Skip to main content

What you need to know about our new egg freezing report

Our new report on egg freezing shows that it’s rapidly emerging as a viable clinical technique to preserve a woman’s fertility. Crucially, the data shows that while a woman’s age at thaw has little impact on a woman’s chances of success, the age at freeze does.

If eggs are frozen below the age of 35, the chances of success will be higher than the natural conception rate as the woman gets older.

Despite this, the most common age that women freeze their own eggs for treatment is 38, with some women freezing their own eggs into their 40s, when the likelihood of a future pregnancy from using these eggs is very slim.

We feel more work needs to be done across the UK fertility sector to establish best practice for freezing and thawing treatments. We also caution against women in their 40s being recommended egg freezing as the likelihood of a pregnancy from these eggs would be very slim.

The birth rate for patients using their own frozen eggs has risen slightly from 12% in 2014 to 18% in 2016, which is much lower than IVF, where the success rate stands at 26%. As such our Chair, Sally Cheshire CBE, says women should be cautiously optimistic about egg freezing, but women need to be fully informed about what to expect:

“The rapid growth in egg freezing since 2010 shows how much potential this technique may have for altering the way people plan their future families and it is a positive story for those women undergoing medical treatment which may seriously affect their fertility.

“Our data shows, however, that egg freezing cycles and subsequent thawing still account for only 1-2% of all IVF treatment cycles, and even fewer result in a baby being born.”

Download our guide to the new statistics (PDF 1.07 MB)

For more information you can download and read the full report (PDF 783 KB)

Other key findings in the report

  • In 2016, there were 1,310 egg freezing cycles, but only 178 women used thawed eggs in treatment.
  • The number of women freezing their eggs has doubled since 2013 and risen 460% since 2010.
  • There were 519 egg thawing cycles in 2016, but only 35% of them were women thawing their own eggs for treatment, the rest used donor eggs.

The costs of egg freezing

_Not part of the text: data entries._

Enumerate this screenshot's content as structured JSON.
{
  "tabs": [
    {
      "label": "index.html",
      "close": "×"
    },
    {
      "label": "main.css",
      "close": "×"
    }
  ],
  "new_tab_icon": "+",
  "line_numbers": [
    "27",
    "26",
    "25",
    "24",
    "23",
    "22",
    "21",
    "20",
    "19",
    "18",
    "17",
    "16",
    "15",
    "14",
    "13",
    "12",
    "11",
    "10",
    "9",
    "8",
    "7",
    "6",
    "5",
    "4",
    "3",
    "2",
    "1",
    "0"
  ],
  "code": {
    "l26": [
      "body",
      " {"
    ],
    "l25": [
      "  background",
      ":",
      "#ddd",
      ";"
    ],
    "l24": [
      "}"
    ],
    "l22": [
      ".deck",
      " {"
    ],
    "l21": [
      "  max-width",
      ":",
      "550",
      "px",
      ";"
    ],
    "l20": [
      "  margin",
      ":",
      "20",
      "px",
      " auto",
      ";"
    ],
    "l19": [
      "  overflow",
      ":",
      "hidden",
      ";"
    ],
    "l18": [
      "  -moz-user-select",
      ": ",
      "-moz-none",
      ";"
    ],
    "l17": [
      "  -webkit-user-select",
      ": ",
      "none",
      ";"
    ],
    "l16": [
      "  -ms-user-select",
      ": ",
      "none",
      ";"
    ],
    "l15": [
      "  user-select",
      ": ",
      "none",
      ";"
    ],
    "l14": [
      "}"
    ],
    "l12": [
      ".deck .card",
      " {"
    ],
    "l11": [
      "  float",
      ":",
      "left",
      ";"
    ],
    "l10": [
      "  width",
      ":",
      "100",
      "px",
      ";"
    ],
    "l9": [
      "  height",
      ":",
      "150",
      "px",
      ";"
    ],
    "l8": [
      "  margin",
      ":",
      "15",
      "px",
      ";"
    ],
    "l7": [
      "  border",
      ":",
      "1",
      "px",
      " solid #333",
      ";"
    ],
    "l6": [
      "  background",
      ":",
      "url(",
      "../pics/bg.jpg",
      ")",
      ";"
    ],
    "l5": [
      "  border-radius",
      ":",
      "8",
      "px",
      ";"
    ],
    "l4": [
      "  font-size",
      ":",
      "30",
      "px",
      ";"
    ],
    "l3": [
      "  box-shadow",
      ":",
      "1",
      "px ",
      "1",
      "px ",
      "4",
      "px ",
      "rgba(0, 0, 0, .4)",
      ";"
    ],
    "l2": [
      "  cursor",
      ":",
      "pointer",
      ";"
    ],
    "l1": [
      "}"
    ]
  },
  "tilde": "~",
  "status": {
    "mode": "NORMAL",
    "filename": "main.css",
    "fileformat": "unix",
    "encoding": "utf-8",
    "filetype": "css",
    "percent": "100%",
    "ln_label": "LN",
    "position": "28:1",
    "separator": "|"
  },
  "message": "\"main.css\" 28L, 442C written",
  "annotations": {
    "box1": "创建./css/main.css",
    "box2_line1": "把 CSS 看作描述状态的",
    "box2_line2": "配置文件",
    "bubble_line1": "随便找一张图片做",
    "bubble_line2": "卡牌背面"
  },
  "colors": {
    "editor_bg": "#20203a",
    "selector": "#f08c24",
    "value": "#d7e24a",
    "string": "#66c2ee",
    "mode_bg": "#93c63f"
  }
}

  • 81% of all egg freezing cycles were privately funded, a rise from 74% in 2010.
  • The average cost of freezing eggs, including storage costs and future treatment ranges from £7000 – 8000.
  • We do not regulate the cost of treatment by private clinics.
;
;

Publication date: 13 November 2018

Review date: 13 November 2020